Tuesday, February 27, 2018

Review: Molly's Rainbow Will Brighten Your Day

By Ed Malin

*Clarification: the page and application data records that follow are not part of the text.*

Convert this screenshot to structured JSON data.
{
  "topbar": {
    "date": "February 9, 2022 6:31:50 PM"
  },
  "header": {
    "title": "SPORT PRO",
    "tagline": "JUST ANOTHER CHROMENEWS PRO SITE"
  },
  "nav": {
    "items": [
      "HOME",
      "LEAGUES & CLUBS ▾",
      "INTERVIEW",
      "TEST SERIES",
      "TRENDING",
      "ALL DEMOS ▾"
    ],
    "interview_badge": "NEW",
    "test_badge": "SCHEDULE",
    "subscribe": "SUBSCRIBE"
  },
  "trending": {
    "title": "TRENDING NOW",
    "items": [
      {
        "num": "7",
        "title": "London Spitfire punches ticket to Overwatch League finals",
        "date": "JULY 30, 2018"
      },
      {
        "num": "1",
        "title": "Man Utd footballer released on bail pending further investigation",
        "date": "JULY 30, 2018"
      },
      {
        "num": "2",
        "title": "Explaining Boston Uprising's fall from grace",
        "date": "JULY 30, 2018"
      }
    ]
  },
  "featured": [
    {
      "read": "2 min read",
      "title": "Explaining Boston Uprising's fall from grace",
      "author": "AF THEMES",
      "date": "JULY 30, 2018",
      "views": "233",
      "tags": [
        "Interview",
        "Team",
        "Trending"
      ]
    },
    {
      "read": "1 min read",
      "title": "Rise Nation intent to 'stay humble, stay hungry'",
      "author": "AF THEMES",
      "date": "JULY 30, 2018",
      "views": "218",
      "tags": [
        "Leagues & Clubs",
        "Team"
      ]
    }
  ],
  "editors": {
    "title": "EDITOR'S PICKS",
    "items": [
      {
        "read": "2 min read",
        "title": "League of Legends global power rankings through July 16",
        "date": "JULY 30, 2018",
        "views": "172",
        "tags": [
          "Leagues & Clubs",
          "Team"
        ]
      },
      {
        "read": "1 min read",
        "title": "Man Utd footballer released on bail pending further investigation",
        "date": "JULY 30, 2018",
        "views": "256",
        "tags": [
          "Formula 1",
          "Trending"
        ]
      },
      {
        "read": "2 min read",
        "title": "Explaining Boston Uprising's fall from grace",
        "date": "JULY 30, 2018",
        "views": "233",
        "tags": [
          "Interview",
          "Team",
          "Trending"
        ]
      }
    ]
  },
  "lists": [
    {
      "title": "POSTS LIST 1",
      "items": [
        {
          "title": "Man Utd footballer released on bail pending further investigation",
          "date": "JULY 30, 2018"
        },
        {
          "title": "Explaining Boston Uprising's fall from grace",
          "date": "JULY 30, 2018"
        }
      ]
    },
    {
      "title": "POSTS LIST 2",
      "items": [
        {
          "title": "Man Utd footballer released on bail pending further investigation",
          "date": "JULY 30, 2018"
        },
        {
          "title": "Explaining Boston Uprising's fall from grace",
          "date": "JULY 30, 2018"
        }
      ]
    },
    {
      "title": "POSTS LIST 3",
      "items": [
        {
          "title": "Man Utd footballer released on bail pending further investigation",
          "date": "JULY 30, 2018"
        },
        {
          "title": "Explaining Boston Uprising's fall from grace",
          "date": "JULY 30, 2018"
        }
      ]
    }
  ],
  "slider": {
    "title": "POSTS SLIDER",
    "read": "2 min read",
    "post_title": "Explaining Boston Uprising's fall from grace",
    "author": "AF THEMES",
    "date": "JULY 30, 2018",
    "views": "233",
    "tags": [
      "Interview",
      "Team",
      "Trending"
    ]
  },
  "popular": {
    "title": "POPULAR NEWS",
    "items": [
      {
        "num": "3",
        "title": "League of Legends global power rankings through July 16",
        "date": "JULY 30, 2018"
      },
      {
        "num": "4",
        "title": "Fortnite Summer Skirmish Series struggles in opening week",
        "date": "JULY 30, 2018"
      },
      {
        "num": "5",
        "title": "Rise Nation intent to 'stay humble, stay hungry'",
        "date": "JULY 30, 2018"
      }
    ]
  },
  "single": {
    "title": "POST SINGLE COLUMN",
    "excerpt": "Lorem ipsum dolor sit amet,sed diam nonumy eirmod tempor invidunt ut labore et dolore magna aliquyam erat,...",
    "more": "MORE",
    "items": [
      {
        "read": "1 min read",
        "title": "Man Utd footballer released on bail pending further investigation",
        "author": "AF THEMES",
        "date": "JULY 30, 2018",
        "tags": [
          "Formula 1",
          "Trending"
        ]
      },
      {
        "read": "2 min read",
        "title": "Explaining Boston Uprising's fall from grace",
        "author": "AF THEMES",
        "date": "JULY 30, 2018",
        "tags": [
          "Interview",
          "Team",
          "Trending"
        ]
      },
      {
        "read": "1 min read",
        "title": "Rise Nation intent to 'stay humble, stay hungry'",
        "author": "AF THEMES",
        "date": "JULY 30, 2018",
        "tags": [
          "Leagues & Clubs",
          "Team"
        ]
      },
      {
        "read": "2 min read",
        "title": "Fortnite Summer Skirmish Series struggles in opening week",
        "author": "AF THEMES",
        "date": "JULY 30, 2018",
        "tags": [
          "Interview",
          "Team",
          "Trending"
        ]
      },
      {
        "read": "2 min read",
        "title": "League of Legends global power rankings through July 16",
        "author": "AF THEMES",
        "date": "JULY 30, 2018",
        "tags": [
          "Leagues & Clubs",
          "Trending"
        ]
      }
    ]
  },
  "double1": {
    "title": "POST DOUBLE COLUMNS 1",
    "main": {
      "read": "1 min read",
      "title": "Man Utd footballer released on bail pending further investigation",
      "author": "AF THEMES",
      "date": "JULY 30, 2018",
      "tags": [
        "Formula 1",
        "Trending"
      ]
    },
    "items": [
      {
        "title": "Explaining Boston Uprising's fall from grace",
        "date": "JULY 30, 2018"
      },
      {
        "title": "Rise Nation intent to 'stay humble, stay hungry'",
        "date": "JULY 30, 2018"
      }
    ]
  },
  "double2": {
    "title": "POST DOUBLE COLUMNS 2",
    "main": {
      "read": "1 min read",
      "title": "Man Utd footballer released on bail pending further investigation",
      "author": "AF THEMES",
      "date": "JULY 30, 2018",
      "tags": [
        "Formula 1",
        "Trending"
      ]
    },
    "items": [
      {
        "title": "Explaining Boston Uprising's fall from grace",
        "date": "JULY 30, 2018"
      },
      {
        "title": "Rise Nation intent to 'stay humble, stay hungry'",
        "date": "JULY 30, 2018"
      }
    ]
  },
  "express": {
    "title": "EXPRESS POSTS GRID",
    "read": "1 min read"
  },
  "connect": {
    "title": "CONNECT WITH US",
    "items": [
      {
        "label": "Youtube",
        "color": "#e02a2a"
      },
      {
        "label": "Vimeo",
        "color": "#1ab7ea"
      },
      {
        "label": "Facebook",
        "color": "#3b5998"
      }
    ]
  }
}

Have you met performer Andrea Alton?  If you’ve seen her around FringeNYC or Madison Square Garden, you will remember her smile and serious goofiness.  In any case, you should definitely not miss the chance to see her show Molly’s World, currently running in the 12th annual Frigid Festival.  Mark Finley directs Andrea’s beloved rainbow character, Molly “Equality” Dykeman in an outpouring of poetry and songs you remember.  Alton, winner of the Doric Wilson award for LGBTQ playwriting, and Finley, the Artistic Director of TOSOS (The Other Side of Silence) are tireless advocates for the community.
Opening act Jerry (Allen Warnock) sports an eyepatch and regales us with stories from the underbelly of Hollywood.  He proudly tells his mother that he is up for a Daytime Emmy, and she replies that she always knew he was gay.
Then Molly, wearing a rainbow cape over a glow in the dark vest, enters to the 1970s disco theme to Wonder Woman.  She is a poetess/security guard at P.S. 339 in the Bronx.  And she f*’n hates kids.
Photo by Jenny Rubin
You will get a lot of brutally funny honesty from Molly.  Some of the show is self-deprecating: “I would take the knee, but I’m afraid I wouldn’t be able to get up again.”  Some is empathetic: “Everyone is depressed since the Cheeto-head got elected. 700 mg doesn’t cut it anymore”
She had an “a-tiffany” and resolves to go on a mission to entertain the city. Sleeping with all the women in New York would be nice, too.
We go through some of Molly’s recent and childhood memories.  All she wanted for Christmas was pharmaceuticals, but she was given a spit DNA kit.  Now she knows she is part Iberian, which she assumes means her ancestors were librarian ladies.
We then hear about her Grandma D. over in Bay Ridge, Brooklyn.  She wasn’t the kind of woman to make you Spaghetti O’s or comb your mullet, but she could stitch up your knife wound.  Luckily, six year-old Molly was visiting her Grandma when a couple of 1970s lesbians moved next door. They had  the usual lesbian quilt for picnics, and Molly knew she was going to be like them.
The show is full of gems of utterly normal and amazing situations.  One time, Molly approaches a lady poet and proudly buys her chapbook with $3 in quarters.  She rhapsodizes about a beauty whose skin is so porcelain, she can see China.  She dedicates the poem “You're a f*’n asshole” to a long list of predatory men in the entertainment industry.  Also, she muses that girlfriends get “territorial”, i.e. they become crazy b@tches when you start sleeping with other ladies.
Molly grows up and finds love. With whom? Well, she was working as a waitress in a cocktail bar, that much is true. More 80s songs follow. Bananarama's “It’s a Cruel Summer” gets the full music video dance treatment. Not to mention the dancing bear toy which plays “It’s Ladies Night”, a classic which Molly enjoys.